■ TASK REQUIREMENTS: Count the lines below with the string "Catalog" in them. Only the number should be given.
Top of DATA FOR REVIEW
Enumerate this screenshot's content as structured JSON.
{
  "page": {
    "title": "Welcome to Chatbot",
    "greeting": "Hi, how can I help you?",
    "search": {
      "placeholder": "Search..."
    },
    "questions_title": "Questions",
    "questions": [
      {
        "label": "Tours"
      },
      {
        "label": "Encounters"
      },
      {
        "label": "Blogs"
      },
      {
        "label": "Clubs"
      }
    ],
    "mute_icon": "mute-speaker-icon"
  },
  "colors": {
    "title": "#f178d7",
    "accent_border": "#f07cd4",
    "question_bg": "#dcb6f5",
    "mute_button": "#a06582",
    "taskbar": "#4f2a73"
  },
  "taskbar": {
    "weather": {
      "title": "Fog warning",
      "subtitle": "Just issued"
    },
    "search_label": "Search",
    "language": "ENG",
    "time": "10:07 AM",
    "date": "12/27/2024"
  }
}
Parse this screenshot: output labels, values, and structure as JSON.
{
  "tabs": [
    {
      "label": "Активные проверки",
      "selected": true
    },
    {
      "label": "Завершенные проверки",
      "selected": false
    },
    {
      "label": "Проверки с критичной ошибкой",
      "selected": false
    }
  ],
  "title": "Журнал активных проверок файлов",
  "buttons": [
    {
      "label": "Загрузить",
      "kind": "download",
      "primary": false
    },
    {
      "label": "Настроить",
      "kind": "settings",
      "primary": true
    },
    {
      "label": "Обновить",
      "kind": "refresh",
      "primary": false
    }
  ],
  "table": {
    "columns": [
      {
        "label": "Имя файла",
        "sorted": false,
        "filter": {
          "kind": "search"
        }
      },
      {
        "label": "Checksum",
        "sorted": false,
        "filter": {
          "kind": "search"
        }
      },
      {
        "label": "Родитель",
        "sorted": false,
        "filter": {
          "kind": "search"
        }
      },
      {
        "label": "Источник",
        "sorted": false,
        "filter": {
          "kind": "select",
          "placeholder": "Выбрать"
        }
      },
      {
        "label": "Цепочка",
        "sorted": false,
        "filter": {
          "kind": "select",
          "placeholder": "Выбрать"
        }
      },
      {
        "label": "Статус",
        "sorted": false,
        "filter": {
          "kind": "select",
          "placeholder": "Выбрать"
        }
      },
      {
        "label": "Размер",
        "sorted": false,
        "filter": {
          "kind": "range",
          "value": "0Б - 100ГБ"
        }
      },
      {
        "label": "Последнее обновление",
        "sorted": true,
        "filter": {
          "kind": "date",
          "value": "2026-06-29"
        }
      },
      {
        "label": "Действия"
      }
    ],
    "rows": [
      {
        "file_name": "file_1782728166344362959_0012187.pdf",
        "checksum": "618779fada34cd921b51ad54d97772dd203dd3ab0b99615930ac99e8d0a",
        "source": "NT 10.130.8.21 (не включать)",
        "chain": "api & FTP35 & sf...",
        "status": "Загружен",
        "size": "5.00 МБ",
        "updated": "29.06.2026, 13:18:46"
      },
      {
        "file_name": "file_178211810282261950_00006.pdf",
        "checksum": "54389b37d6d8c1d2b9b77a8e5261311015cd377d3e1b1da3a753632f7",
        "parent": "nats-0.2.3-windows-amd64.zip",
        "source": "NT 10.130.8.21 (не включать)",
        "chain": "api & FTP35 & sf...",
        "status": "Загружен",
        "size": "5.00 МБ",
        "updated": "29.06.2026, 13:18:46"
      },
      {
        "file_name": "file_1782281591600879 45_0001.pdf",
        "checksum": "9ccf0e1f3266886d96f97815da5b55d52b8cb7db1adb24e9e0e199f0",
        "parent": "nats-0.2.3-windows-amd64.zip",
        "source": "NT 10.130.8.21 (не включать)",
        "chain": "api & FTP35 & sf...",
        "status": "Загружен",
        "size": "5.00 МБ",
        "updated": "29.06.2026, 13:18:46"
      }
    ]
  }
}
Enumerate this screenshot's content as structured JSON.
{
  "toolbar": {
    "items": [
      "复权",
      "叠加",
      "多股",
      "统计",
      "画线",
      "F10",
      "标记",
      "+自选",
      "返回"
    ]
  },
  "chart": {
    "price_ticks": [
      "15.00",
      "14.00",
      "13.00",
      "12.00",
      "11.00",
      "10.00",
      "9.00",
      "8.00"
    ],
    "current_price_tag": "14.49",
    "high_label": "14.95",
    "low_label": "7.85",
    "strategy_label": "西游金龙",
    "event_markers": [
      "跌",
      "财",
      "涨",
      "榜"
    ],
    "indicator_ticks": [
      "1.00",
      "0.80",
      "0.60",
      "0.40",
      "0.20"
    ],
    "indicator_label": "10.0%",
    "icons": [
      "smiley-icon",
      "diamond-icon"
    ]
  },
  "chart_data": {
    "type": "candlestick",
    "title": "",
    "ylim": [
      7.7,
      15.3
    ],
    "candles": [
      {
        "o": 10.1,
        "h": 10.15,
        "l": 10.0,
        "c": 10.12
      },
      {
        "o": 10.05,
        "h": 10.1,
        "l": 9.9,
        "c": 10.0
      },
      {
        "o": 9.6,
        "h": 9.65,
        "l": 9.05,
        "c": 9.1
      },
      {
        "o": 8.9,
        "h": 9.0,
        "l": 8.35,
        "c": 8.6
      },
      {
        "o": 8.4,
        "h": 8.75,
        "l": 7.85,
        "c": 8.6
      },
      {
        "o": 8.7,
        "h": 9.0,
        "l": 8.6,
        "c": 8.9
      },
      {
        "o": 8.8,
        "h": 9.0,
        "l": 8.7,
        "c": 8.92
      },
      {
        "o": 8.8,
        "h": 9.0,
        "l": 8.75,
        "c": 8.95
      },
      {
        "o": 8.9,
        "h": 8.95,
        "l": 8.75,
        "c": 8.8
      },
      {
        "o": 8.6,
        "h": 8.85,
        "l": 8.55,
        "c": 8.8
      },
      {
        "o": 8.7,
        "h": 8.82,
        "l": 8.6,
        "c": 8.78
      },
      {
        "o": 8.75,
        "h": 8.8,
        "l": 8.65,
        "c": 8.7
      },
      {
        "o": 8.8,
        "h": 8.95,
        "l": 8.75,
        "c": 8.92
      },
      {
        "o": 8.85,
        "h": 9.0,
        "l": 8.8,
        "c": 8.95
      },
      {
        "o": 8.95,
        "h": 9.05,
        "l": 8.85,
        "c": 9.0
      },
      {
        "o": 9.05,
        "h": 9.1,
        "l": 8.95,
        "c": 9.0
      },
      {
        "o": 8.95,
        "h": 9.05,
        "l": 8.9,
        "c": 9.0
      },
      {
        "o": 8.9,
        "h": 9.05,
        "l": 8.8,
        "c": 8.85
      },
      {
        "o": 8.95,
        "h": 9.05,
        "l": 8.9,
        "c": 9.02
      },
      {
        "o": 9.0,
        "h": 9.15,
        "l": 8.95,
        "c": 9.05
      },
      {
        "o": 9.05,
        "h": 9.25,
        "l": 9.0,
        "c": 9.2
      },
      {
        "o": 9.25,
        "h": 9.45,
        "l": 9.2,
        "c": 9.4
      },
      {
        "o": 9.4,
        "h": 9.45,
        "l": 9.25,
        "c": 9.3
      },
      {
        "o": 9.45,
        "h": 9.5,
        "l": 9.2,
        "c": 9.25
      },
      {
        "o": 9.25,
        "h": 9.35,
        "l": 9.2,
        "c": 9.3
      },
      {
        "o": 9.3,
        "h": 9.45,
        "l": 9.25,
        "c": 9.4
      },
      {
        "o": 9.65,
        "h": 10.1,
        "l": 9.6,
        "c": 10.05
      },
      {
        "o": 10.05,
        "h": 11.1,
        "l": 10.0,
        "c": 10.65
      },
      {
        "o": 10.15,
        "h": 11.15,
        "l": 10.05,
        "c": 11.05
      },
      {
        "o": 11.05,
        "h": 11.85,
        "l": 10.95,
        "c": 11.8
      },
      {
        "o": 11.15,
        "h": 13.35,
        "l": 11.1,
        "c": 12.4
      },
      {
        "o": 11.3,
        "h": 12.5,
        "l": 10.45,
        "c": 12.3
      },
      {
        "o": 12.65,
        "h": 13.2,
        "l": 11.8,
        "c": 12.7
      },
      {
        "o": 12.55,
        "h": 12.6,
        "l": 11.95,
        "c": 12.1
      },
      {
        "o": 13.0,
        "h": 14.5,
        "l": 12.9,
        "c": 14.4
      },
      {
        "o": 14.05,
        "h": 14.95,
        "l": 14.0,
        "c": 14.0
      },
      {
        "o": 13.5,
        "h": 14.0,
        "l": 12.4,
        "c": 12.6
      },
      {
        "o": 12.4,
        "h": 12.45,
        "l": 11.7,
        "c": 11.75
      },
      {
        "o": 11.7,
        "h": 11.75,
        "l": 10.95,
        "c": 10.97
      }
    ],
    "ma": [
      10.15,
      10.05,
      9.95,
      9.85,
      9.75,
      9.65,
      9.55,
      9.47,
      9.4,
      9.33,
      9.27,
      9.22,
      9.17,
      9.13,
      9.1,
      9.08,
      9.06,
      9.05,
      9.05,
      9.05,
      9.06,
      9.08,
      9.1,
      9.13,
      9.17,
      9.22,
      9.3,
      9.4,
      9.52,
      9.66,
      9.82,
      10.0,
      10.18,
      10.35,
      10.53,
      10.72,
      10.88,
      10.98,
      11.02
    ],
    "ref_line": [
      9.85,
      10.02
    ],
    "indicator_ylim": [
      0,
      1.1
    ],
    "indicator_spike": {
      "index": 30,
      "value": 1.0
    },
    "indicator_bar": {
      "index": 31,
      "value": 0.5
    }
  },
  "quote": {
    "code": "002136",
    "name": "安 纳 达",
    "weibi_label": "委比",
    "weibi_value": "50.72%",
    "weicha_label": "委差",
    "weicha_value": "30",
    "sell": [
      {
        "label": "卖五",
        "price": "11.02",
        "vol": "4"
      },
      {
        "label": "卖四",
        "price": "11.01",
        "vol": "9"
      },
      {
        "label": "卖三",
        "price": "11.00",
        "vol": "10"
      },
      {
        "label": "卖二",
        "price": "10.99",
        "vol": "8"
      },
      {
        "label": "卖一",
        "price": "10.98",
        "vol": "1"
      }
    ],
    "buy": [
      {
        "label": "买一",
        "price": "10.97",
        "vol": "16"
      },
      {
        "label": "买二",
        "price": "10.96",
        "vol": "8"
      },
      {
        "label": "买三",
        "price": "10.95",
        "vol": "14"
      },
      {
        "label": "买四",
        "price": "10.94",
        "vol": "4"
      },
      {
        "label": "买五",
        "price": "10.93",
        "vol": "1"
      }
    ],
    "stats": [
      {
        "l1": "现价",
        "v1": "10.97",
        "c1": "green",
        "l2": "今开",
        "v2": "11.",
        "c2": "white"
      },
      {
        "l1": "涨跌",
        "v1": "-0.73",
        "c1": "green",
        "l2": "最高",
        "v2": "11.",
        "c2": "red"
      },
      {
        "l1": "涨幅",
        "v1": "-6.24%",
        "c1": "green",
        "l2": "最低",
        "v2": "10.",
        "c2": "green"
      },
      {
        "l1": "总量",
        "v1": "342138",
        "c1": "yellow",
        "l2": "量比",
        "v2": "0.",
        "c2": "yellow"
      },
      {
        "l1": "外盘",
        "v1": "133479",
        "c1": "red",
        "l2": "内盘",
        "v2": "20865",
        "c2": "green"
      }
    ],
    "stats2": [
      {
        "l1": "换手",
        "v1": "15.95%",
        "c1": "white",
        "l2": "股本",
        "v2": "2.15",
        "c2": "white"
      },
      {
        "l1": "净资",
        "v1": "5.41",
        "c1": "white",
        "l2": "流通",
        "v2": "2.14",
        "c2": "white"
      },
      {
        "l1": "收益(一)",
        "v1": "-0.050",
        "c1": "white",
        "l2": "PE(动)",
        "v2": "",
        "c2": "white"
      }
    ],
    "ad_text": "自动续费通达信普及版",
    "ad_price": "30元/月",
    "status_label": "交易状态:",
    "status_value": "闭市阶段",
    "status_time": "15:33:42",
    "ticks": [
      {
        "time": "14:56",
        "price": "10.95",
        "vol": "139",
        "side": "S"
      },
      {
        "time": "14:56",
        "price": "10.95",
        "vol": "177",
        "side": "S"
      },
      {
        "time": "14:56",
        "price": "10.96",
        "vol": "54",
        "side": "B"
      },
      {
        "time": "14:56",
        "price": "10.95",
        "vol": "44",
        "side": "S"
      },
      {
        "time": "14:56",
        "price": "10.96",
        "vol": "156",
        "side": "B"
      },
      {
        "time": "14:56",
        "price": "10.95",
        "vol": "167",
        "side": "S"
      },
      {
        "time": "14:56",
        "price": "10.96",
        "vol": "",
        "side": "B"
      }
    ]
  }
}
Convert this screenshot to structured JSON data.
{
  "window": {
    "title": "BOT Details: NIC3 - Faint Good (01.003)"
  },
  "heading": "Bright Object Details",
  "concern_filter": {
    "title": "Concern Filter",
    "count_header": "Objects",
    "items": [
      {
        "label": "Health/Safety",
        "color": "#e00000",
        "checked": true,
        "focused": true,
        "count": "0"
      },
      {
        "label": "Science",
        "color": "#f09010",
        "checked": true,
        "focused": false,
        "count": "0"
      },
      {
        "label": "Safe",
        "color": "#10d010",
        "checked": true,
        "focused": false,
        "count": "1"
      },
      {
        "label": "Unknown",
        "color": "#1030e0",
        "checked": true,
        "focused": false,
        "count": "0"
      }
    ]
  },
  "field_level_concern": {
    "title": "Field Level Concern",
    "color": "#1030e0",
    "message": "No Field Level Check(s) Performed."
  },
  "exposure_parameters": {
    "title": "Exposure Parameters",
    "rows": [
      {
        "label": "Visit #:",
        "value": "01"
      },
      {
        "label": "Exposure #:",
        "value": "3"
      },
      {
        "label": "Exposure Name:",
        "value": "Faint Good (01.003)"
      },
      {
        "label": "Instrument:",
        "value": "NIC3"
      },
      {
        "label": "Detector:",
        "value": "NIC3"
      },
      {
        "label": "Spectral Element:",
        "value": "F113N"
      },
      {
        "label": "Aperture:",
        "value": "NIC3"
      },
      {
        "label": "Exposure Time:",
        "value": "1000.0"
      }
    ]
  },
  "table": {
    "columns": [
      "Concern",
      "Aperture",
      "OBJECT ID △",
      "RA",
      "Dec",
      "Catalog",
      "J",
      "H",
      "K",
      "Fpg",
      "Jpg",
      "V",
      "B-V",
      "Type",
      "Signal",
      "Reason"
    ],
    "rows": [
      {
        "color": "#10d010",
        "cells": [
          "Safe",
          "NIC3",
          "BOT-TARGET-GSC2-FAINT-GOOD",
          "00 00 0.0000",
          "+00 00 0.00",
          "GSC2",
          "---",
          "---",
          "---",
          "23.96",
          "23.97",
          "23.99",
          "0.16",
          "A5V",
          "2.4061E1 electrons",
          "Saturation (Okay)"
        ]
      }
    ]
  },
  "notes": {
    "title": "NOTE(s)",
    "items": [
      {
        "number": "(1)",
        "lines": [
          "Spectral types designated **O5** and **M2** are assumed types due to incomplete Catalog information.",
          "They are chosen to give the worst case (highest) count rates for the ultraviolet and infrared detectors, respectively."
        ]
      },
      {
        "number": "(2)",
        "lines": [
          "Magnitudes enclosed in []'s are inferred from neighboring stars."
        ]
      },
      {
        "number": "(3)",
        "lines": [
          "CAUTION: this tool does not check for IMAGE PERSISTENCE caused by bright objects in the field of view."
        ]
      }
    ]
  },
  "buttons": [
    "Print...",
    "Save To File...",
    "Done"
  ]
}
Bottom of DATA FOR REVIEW
■ TASK OUTPUT: 2